Navarro was publicly arrested by FBI agents at Reagan National Airport just outside Washington, D.C. last month on misdemeanor charges that he acted in contempt of Congress by defying a subpoena from House Democrats' committee investigating the Jan. 6 Capitol riot.

According to Navarro, federal agents put him in handcuffs, leg irons, strip-searched him, denied him a chance to call his lawyer, and deprived him of food and water. The Justice Department has said those claims are false.

At a hearing in Navarro's case on Friday, U.S. District Court Judge Amit Mehta indicated he agreed federal agents used unnecessary force against the former White House official, Politico reported.

"It is curious ... at a minimum why the government treated Mr. Navarro's arrest in the way it did," said Mehta. "It is a federal crime, but it is not a violent crime."

Mehta said it was baffling that prosecutors didn't simply tell Navarro he was going to be charged and let him walk into an FBI office.

"It is a surprise to me that self-surrender was not offered," said the judge, who didn't demand an explanation from prosecutors.

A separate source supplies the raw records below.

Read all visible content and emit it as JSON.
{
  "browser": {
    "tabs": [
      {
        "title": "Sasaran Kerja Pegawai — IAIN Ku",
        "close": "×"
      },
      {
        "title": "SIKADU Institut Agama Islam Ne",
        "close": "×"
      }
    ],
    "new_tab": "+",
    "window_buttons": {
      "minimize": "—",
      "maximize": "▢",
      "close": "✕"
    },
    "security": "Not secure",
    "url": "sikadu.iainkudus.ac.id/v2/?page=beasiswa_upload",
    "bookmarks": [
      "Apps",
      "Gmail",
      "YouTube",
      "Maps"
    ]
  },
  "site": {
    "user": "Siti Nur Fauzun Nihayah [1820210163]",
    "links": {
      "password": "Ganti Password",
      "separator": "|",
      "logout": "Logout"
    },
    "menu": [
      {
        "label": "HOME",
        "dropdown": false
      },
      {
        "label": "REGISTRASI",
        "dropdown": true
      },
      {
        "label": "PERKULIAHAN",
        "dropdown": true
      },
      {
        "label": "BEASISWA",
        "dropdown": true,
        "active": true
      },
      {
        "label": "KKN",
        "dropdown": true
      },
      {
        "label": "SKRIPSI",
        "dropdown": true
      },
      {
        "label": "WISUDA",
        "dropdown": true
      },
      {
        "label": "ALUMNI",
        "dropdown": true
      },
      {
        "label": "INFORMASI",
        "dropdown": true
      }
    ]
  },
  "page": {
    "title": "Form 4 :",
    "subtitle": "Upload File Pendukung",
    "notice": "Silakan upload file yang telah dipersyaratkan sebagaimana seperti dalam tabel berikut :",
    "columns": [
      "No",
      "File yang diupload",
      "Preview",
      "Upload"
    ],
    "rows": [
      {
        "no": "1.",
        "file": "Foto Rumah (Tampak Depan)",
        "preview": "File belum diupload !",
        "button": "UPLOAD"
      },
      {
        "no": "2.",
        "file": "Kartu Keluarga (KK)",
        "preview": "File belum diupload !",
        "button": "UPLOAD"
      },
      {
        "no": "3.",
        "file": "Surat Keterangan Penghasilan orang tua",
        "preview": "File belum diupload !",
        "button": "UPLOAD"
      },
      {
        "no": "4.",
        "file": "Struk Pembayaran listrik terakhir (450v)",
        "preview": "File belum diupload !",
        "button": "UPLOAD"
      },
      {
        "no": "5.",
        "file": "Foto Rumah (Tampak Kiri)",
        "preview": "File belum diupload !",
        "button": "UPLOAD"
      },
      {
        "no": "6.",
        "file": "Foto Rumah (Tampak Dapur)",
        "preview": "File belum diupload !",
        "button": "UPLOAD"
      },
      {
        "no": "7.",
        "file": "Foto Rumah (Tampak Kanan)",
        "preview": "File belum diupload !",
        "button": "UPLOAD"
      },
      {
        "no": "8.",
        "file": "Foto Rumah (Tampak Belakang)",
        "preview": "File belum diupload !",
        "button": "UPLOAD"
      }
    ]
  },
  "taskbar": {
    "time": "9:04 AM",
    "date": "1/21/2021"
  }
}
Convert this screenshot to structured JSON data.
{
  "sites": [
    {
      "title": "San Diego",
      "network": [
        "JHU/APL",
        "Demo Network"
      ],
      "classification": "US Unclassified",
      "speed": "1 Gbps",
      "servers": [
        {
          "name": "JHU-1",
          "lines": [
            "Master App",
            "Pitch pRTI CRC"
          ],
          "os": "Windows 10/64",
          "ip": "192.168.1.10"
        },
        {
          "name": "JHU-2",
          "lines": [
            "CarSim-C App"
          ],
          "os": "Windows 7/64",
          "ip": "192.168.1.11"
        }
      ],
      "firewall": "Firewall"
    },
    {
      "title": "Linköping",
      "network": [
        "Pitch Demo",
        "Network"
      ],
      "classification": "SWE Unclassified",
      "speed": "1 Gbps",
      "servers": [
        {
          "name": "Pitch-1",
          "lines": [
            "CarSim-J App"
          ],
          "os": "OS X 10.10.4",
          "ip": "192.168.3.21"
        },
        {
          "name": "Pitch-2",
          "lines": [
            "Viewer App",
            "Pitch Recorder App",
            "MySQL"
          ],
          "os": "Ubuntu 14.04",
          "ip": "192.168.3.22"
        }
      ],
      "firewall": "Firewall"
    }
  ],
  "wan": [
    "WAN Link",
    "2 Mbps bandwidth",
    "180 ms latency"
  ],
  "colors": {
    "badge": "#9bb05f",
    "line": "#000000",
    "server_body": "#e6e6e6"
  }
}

One of Navarro's lawyers, John Irving, a formal federal prosecutor, expressed concern about the conduct of the FBI and the Justice Department toward his client in a statement to Just the News."Why would you put a 72-year-old man with no criminal record in leg irons in a public arrest at an airport over a misdemeanor offense, especially when he literally lives across the street from the FBI headquarters building and had been in contact with an FBI agent two days earlier to be cooperative?" asked Irving. "This obviously is the kind of case where a defendant would be allowed to voluntarily surrender in court, rather than being the object of a public spectacle."